Younger consumers are much more interested in — and willing to pay premium prices for — food products they perceive as for healthier than are older consumers, according to a global consumer survey shared exclusively with USA TODAY on Monday.
The Nielsen's Global Health and Wellness Survey offers compelling statistical evidence that younger consumers worldwide are far more concerned about everything from food ingredients to genetically modified food to organic foods than are their parents and grandparents, according to the survey of 30,000 consumers in 60 countries.
The most health-centric are Generation Z — consumers under age 20 — with 41% saying they would willingly pay a premium for "healthier" products. That compares with 32% of Millennials (ages 21 to 34) and about 21% of Baby Boomers (about 50 to mid-60s).
The message to product makers and retailers: Think healthy — and communicate that message.

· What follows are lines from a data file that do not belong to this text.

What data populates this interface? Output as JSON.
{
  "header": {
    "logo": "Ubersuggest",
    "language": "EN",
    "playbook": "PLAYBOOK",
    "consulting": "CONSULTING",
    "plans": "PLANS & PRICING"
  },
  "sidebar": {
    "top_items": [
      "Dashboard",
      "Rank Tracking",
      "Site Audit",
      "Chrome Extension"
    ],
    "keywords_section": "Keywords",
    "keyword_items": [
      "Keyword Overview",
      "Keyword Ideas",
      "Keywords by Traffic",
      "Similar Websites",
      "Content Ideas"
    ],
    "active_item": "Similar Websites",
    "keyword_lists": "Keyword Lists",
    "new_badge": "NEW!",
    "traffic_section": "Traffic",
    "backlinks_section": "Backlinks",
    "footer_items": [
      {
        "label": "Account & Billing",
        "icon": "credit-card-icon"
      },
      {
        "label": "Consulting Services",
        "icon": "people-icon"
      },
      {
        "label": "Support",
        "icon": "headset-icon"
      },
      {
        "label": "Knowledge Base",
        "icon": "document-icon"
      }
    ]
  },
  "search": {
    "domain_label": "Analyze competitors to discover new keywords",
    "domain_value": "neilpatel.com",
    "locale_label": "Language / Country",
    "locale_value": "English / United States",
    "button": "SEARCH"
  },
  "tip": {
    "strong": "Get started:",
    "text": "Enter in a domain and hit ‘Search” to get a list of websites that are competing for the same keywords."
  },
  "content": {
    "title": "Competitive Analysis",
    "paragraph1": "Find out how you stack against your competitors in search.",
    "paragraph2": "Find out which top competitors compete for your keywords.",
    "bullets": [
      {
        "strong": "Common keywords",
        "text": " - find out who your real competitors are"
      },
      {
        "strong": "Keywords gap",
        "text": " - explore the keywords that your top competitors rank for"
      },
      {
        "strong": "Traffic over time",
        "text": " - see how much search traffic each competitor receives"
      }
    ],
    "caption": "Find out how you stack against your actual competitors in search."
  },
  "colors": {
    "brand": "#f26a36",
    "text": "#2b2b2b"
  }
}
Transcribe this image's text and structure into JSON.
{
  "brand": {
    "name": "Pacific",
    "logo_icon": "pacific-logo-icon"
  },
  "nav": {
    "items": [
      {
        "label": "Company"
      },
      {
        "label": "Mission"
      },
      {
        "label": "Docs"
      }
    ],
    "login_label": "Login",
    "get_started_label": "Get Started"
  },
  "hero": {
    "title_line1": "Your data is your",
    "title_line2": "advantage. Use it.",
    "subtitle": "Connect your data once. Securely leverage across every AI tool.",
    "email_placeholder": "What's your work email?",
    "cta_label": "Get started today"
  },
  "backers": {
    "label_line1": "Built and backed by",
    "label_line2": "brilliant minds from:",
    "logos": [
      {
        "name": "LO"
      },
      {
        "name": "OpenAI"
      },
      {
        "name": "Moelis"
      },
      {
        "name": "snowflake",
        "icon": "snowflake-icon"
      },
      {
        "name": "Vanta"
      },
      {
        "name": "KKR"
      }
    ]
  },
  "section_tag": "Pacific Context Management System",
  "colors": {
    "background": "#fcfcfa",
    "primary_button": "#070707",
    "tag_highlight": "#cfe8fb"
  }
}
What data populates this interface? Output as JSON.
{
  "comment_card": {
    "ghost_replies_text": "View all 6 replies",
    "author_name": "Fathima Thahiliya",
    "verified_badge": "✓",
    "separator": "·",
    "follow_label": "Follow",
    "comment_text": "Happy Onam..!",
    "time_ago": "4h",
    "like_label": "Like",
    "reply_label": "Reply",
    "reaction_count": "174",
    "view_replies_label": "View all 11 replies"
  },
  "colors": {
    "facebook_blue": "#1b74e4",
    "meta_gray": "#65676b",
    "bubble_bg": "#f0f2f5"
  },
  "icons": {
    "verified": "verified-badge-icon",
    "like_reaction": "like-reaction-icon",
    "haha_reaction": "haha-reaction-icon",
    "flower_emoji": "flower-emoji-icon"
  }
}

"Companies that have a clear health orientation to their products will benefit most," says James Russo, senior vice president of global consumer insights at Nielsen, who led the study.
But, at the same time, marketers need to be very transparent. That's because 63% of consumers globally are skeptical about about food health claims, the study says.
The skepticism about food health claims is high everywhere, but lower in Europe and the U.S. — where there generally is more regulation of health claims — than elsewhere, the study reports. While 56% of consumers in the U.S. and 51% in Europe are skeptical about health claims, those numbers jump in developing markets to 68% in the Asia Pacific region, 70% in Africa and the Middle East and 73% in Latin America.
Meanwhile, consumers aren't just saying that health matters — but also acting on those beliefs.
Globally, nearly 80% say they're actively using foods to forestall health issues and medical conditions such as diabetes, obesity and high cholesterol.
Products claiming to be "all natural" have seen 24% sales growth over the past two years, and organic products have enjoyed 28% sales growth over that same period, Nielsen reports.
"Consumers are actually doing what they're saying," says Russo.
(Copyright © 2015 USA TODAY)